The lens of social capital helps us see how low-income Jewish parents could leverage their social relationships in the Jewish community to access valuable material resources. This study suggests that involvement in some Jewish organizations, especially synagogues, can yield significant dividends in unexpected ways. Specifically, people who were involved in synagogues were more likely to have confided in their rabbi that they had financial struggles, which meant that rabbis knew they might benefit from COVID relief funds. Ironically, when people feel financially constrained, synagogue membership—which typically involves mandatory dues—is often one of the first things they cut from their budget. While seemingly counterintuitive, economic hardship may be the best time to maintain synagogue affiliation, since synagogues can function as a system of economic and social support. Rather than dragging them further into debt, synagogues appear to actually help get people through a hard time. However, we also noticed that ties to different denominations yielded different material resources. Ties to Orthodox synagogues were most likely to result in financial support, whereas the few families active in their Reconstructionist synagogue did not receive discretionary funds. While we do not know why, it is possible that the rabbi from the Reconstructionist synagogue was not connected to the Jewish Federation and did not have discretionary funds to distribute.

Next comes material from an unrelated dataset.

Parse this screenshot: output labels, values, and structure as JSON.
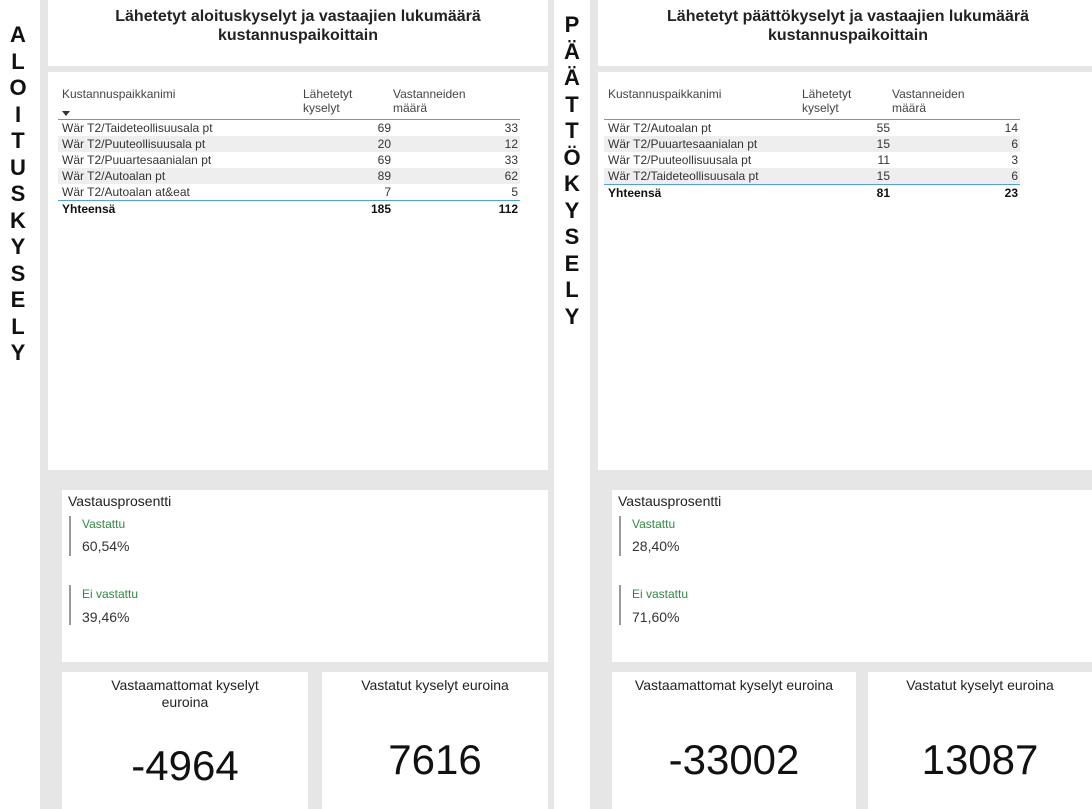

We extend prior research by applying the theoretical concept of social capital to understand how social ties helped low-income parents during a pandemic. We have long known that social networks play an important role in sustaining Jewish communities (Benor 2013; Kadushin and Kotler-Berkowitz 2006; Wolfson 2013). However, the concept of social capital—especially the delineation between bonding, bridging, and linking social capital—gives us a different way to understand the power and limitations of Jewish parents’ social networks in the specific context of a pandemic. Only a few studies have applied the concept of social capital to study Jews (Berger and Gainer 2002; Schlesinger, 2003), and we suggest that future research continue to use social capital as a theoretical lens to examine American Jews. We also extend prior research by focusing on low- and moderate-income Jews, to whom scholars have paid remarkably little attention. Social class plays a key role in shaping how people see themselves and how they relate to others (Fiske and Markus 2012). We suggest that future research pay close attention to how class lines might influence Jews’ beliefs and behaviors.